Even before Maeda’s eye injury halted their momentum, and led to an underwhelming finish, this didn’t seem like it was going to be on the same level as their classic from November of ’88 or even their rematch from a year earlier. They have some nice moments, but they never wind up being followed up with anything meaningful, and a lot of the mat work feels positively listless. One of their better sequences was a decent mat exchange that was followed with Maeda catching a kick and planting Takada with his Capture suplex and then following with a crab hold. Takada smartly heightens his base before Maeda fully gets the hold applied and Maeda has to make some extra effort to get Takada flat on the mat to sink the hold in. But once the hold is on, Takada immediately crawls for the ropes to get the break. It hardly seems worth the effort to go through all that just for a quick rope break. There’s another sequence earlier where Takada works his way out of Maeda’s attempt to get him in a chickenwing and winds up getting to his feet and planting Maeda with what’s essentially a Samoan drop and then going for his own chickenwing. Maeda blocks the hold, and it leads to another longish mat segment with nothing happening.

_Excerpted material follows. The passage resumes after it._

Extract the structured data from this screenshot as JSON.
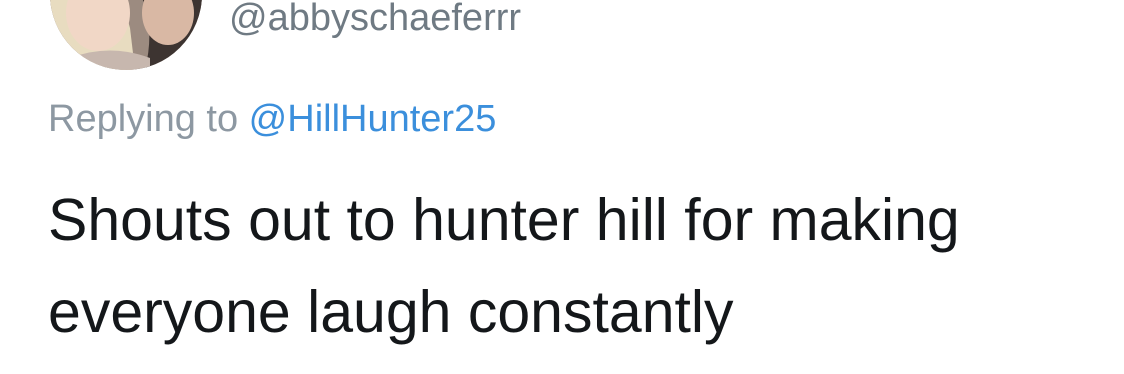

Between Maeda’s already checkered history, and even the abrupt finish of his April match with Yamazaki, Maeda’s eye injury certainly feels like karma coming back around to him, even though it’s clearly accidental. They pause the action in order for Maeda to get checked out and then go almost right to the finish afterwards. The finish they come up with is fine, but it’s hard to shake the feeling that it could have been done better. Maeda throws a kick and Takada catches it and gets him in an ankle lock, Maeda tries to fight out of it and crawl to the ropes and Takada secures a grapevine and Maeda has to submit. It’s a perfectly fine finish, but Maeda lingering and struggling before submitting comes off like he’s trying to save face even though he doesn’t need to. He’s already established as the undisputed top guy of the promotion. This is only his second loss, and first by submission, in the history of the Newborn UWF. An immediate tap out would have made more sense, both with the eye injury as an explanation as well as giving Takada some extra rub.


This isn’t so much a bad match as it is a disappointing one. Yes, Maeda’s eye injury halted their momentum, and probably Takada’s comeback, but this wasn’t exactly on pace to replicate their prior classic or even the matches they’d had since then, which were at least good. Regardless, it’s still great to see Takada topple Maeda again, and the show ends with a positive outlook for 1990.


Conclusion: The Yamazaki/Anjo match is definitely the highlight here and worth going out of your way to see, but this is an overall solid show.